What is experimental film, and why is it called that? Artists and poet working in celluloid since before WWI have always found themselves in a no man's land. Excluded both from the art ...
See full summary »
A young Austrian survives the crash of a commercial airliner. Six years later, she's a clerk, a mother, happy. Then she dies in a car accident. Over the next year, we follow her daughter, ... See full summary »
"I'll look at you, but not at the camera. It could be a trap," whispers Jane Birkin shyly into Agnès Varda's ear at the start of JANE B. PAR AGNES V. The director of CLEO FROM 5 TO 7 and ... See full summary »
A woman returning home falls asleep and has vivid dreams that may or may not be happening in reality. Through repetitive images and complete mismatching of the objective view of time and space, her dark inner desires play out on-screen.
What is experimental film, and why is it called that? Artists and poet working in celluloid since before WWI have always found themselves in a no man's land. Excluded both from the art world and from the film industry, they bodly created a grassroots network for making and showing their films. They also created a profound body of work that continues to influence our culture. I wanted to share a few of the films I love and introduce you some of the free, radicals artists who made them. Written by

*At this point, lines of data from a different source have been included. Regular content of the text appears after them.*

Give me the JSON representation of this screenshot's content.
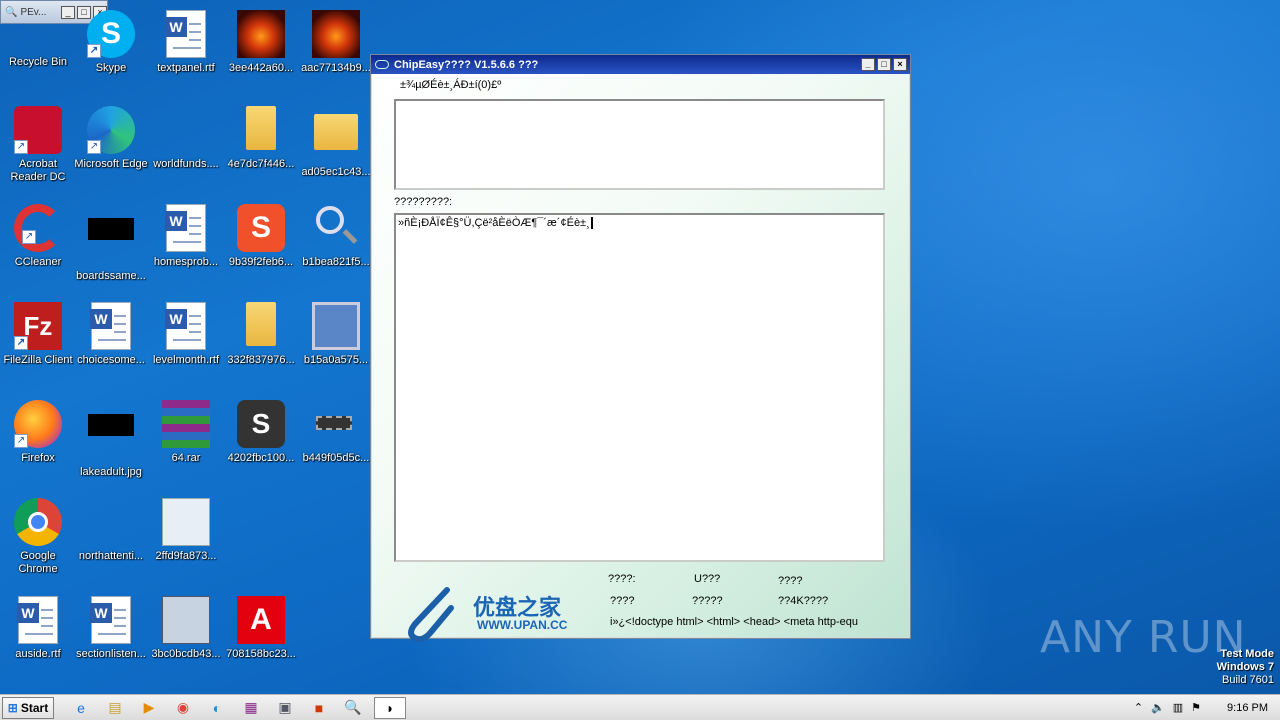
{
  "pev_window": {
    "title": "PEv..."
  },
  "desktop_icons": [
    {
      "label": "Recycle Bin"
    },
    {
      "label": "Skype"
    },
    {
      "label": "textpanel.rtf"
    },
    {
      "label": "3ee442a60..."
    },
    {
      "label": "aac77134b9..."
    },
    {
      "label": "Acrobat Reader DC"
    },
    {
      "label": "Microsoft Edge"
    },
    {
      "label": "worldfunds...."
    },
    {
      "label": "4e7dc7f446..."
    },
    {
      "label": "ad05ec1c43..."
    },
    {
      "label": "CCleaner"
    },
    {
      "label": "boardssame..."
    },
    {
      "label": "homesprob..."
    },
    {
      "label": "9b39f2feb6..."
    },
    {
      "label": "b1bea821f5..."
    },
    {
      "label": "FileZilla Client"
    },
    {
      "label": "choicesome..."
    },
    {
      "label": "levelmonth.rtf"
    },
    {
      "label": "332f837976..."
    },
    {
      "label": "b15a0a575..."
    },
    {
      "label": "Firefox"
    },
    {
      "label": "lakeadult.jpg"
    },
    {
      "label": "64.rar"
    },
    {
      "label": "4202fbc100..."
    },
    {
      "label": "b449f05d5c..."
    },
    {
      "label": "Google Chrome"
    },
    {
      "label": "northattenti..."
    },
    {
      "label": "2ffd9fa873..."
    },
    {
      "label": "auside.rtf"
    },
    {
      "label": "sectionlisten..."
    },
    {
      "label": "3bc0bcdb43..."
    },
    {
      "label": "708158bc23..."
    }
  ],
  "chipeasy": {
    "title": "ChipEasy???? V1.5.6.6 ???",
    "select_label": "±¾µØÉè±¸ÁÐ±í(0)£º",
    "info_label": "?????????:",
    "info_text": "»ñÈ¡ÐÅÏ¢Ê§°Ü,Çë²åÈëÒÆ¶¯´æ´¢Éè±¸",
    "logo_cn": "优盘之家",
    "logo_en": "WWW.UPAN.CC",
    "footer": {
      "r1c1": "????:",
      "r1c2": "U???",
      "r1c3": "????",
      "r2c1": "????",
      "r2c2": "?????",
      "r2c3": "??4K????",
      "r3": "i»¿<!doctype html> <html> <head> <meta http-equ"
    }
  },
  "watermark": {
    "text": "ANY RUN"
  },
  "testmode": {
    "line1": "Test Mode",
    "line2": "Windows 7",
    "line3": "Build 7601"
  },
  "taskbar": {
    "start_label": "Start",
    "clock": "9:16 PM"
  }
}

This film is a personal product, almost an experimental film in itself. It starts off with a bit of self-promotion which is best forgotten because what comes later is better. It does not pretend to be "The" history of Experimental film (only "a history"), fortunately, and on that basis it is somewhat of a success. It focuses on the NY circle around the Film-Makers Cooperative, founded by the Mekas brothers. The director Pip Chodorov had personal access to lots of the creators featured here, such as Hans Richter, Stan Brakahge, Ken Jacobs, and several others. We see lots of footage, intermixed with interviews with selected folks. So yes it's good, and worth a look. However, lots and lots of creators are left out of this or given very short treatment: Kenneth Anger, Oscar Fischinger, Fernand Leger, Bruce Conner, Mary Ellen Bute, Larry Jordan, and more. So it could have been more expansive. As long as you know that going in, you are fine. See this and enjoy it.
5 of 5 people found this review helpful.
Was this review helpful to you?